canyon de chelly: spider rock & other overlooks

Four sacred mountains enclose what is known as Canyon de Chelly in northeastern Arizona.  The Diné, or Navajo people, still live here today, calling it Tsegi, their physical and spiritual home. The landscape nourishes the people, and the land and language weave together to create the people’s culture, spirituality, and identity. This sacred land is considered the epicenter of Navajo culture.

After driving the North Rim, I drive on the South Rim Road (37 miles round-trip) to Spider Rock Overlook, which looks over both Spider Rock and Face Rock at the junction of Canyon de Chelly and Monument Canyon.

Walking out to the overlook, the trail is quite deserted.  Someone hidden from view is playing a Navajo flute and the notes dance over the junipers and narrowleaf yuccas.  The scenery below is breathtaking.  Spider Rock, an impressive 800-foot sandstone spire, rises from the canyon floor.  The deep reds of the canyon walls and the greens of snakeweed, sagebrush, sumac and juniper make for painterly views.

Spider Rock is a sacred place to the Navajo, home of the mythical Spider Woman, or Na’ashje’ii Asdzaa.  She lived at the top of Spider Rock and lowered her home-spun silken web to the ground.

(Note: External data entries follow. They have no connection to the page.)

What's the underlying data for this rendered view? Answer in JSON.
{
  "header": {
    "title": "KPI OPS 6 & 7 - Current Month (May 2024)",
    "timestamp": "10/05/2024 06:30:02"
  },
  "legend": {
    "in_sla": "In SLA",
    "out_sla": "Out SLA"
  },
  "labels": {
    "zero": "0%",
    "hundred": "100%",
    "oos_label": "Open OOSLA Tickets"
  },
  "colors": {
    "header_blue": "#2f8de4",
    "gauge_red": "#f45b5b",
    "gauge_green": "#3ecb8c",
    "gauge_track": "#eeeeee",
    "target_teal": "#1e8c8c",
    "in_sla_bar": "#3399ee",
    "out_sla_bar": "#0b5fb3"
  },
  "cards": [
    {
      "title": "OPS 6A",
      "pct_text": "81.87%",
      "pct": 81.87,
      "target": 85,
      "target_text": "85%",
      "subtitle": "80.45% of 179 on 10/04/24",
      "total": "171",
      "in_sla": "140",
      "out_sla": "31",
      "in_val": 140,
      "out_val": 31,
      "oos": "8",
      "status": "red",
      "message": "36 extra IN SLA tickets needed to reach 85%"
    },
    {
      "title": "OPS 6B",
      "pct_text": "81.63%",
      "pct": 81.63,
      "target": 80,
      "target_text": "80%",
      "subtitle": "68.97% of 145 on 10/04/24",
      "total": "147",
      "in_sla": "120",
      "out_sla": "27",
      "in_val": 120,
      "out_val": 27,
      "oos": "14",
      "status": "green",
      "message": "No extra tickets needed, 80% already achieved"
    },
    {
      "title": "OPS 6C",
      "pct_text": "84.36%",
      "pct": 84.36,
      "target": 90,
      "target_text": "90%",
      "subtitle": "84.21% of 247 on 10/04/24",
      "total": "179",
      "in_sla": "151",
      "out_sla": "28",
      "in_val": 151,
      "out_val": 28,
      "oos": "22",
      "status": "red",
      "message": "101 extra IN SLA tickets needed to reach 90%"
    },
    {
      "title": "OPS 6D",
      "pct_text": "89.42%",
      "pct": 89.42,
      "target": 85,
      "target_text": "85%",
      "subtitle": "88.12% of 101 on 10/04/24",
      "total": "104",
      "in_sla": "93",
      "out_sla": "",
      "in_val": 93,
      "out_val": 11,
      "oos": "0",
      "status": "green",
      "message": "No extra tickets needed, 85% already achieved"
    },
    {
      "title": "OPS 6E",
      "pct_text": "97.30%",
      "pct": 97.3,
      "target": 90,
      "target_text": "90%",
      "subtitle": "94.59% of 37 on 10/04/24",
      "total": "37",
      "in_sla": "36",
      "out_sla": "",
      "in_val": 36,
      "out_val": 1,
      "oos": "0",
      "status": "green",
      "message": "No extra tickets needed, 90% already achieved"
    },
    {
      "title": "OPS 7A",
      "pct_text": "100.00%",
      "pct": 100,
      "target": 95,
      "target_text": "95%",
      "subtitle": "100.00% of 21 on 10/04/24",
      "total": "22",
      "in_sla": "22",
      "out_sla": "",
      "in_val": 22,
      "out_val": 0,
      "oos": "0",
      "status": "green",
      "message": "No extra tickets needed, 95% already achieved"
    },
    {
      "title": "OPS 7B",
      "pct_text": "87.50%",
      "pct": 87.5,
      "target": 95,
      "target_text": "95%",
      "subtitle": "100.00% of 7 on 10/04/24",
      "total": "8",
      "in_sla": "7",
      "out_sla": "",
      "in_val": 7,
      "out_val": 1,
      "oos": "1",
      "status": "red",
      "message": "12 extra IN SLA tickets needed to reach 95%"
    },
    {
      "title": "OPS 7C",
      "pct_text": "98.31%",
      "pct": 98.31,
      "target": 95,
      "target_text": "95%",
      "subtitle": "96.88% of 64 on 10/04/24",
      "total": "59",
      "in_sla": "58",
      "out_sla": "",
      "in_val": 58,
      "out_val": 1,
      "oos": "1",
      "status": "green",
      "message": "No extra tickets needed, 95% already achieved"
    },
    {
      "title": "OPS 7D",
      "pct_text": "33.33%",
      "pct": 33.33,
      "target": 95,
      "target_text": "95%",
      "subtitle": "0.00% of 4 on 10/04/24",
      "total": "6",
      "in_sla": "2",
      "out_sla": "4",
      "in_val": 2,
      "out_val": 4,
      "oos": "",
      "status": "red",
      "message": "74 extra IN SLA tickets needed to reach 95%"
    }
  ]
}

With that web, she snared misbehaving children and devoured them. Navajo children were told that the top of Spider Rock was white from the unbleached bones of naughty Diné children.

She also taught the native people how to destroy all the monsters that roamed the land.  Because she protected the people, the Diné revered and worshiped her.

Other variations of the legend report that Spider Woman taught her people the fine art of weaving on a loom.


Spider Rock Overlook

From the lookout, I can see the volcanic core of Black Rock Butte and the Chuska Mountains on the horizon.


Spider Rock

Face Rock is a prominent fin, projecting from the north rim a little way upstream.


Face Rock


Spider Rock


Gnarled juniper & Spider Rock


Spider Rock

Sliding House Overlook overlooks Sliding House Ruin, a medium-sized site in a shady alcove built on a sloping surface. It appears to slide downwards. The overlook is situated on a projecting section of the canyon rim edged by sheer cliffs on three sides, so it allows different views from each edge.



Sliding House Overlook


Sliding House Ruins


Sliding House Overlook

On the South Rim Drive I pass a couple of horses and a colt making their way along the canyon rim.


Horses along South Rim Drive


Horses along South Rim Drive

Junction Overlook has views of Chinle Valley and the intersection of Canyon del Muerto and Canyon de Chelly.  Up on the rim, I encounter a dog who seems lost and frightened; he is running to and fro whining and whimpering.  I can’t help but hope he finds his way home.


Junction Overlook


Junction Overlook

At Tsegi Overlook, I have sweeping views of Navajo farmlands on the canyon floor, as well as a 4WD kicking up dust on the dirt roads.

Tunnel Overlook is a short, boulder-filled side canyon. Here I have a partial view down to the main gorge, which is quite shallow here, only about 250 feet deep.


Tunnel Overlook

*Wednesday, May 16, 2018*


On Sundays, I post about hikes or walks that I have taken in my travels; I may also post on other unrelated subjects. I will use these posts to participate in Jo’s Monday Walks or any other challenges that catch my fancy.

This post is in response to Jo’s Monday Walk: La Collina Verde to Moncarapacho.